WITH council bosses facing £75million of cuts the Advertiser has seen reports that bring up “the potential for redundancies” and reveal a “major proportion” of the savings are likely to come from staff costs.
With almost 80 per cent of North Lanarkshire Council’s 17,500 employees living in the area there is a concern that “any changes which occur within the council’s labour market will have a direct impact on the local economy.”
As it stands the council expects there will be no job cuts in the 2010/11 financial year but lay-offs after that have not been ruled out. The local authority has already slashed £15million from its 2010/11 budget and another £60million has to be found between 2011/12 and 2013/14.
John O’Hagan, Executive Director of Corporate Services, said: “The council recognises that its workforce is key to delivering quality services that meet the needs of our residents and in helping the council achieve the efficiency savings that are necessary because of a reduction in public funding.
“As part of our Service and People First Transformation project to make those savings, we have identified a number of areas where we can reduce employee costs. This includes reducing overtime costs, a review of all current or new vacancies, seeking to fill vacancies by internal recruitment in the first instance, and continuing to reduce absence levels.

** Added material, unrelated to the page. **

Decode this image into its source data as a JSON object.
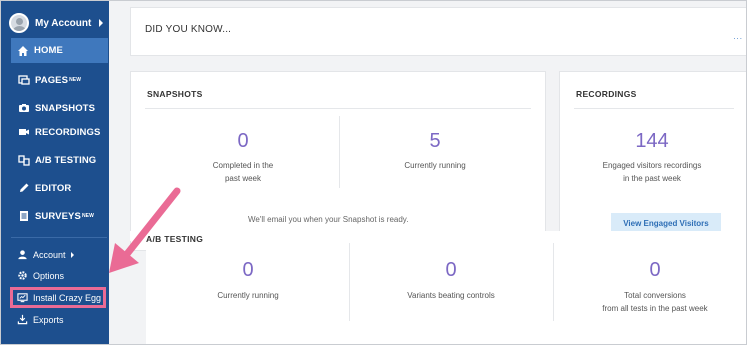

“The council has already stated that it does not anticipate compulsory redundancies in the next financial year, 2010/11. While we cannot guarantee the position for the future because of the severe financial pressures we are facing, the council will continue to seek to minimise the need for redundancies within the workforce.”
Proof of cost-cutting can be seen in a report titled Workforce Deployment that says existing vacancies in the council will not be filled, unless specific permission is given from a senior official. In January there were 143 vacant posts across the council. A recruitment freeze had also been considered in the council but that idea was thrown out.
The report also states that vacancies should be filled internally unless something like the need for specialist skills means recruiting outside the council workforce.
However two issues were raised in the report. Legally, the council should appoint on merit. The reports also points out the council’s duties under Equalities legislation “where we have already identified and regularly report that our employment of certain minority ethnic groups is significantly below, in proportionate terms, the existence of such groups in wider society.”
Bringing up redundancies, the report adds: “In both these cases, however, it is thought that a more closed recruitment arrangement could be justified in business terms given, in particular, the prospect for reduced employment opportunities overall and the potential for redundancies.”
Since January the council’s recruitment advertising has been changed “to reflect the principle that any recruitment should normally canvass internal applicants only” unless someone at Chief Officer level decides otherwise.
The same report revealed that slashing overtime by 15 per cent between 2011 and 2014 could save £5million. Overtime for 2009/10 was around £14million.
Another report called Workforce Planning says: “With approximately 40 per cent of the council’s gross budget taken up with employee costs, a major proportion of the savings target is expected to come from savings in employee costs.”
It goes on: “Seventy-eight per cent of council employees reside in North Lanarkshire. Therefore, any changes which occur within the council’s labour market will have a direct impact on the local economy.”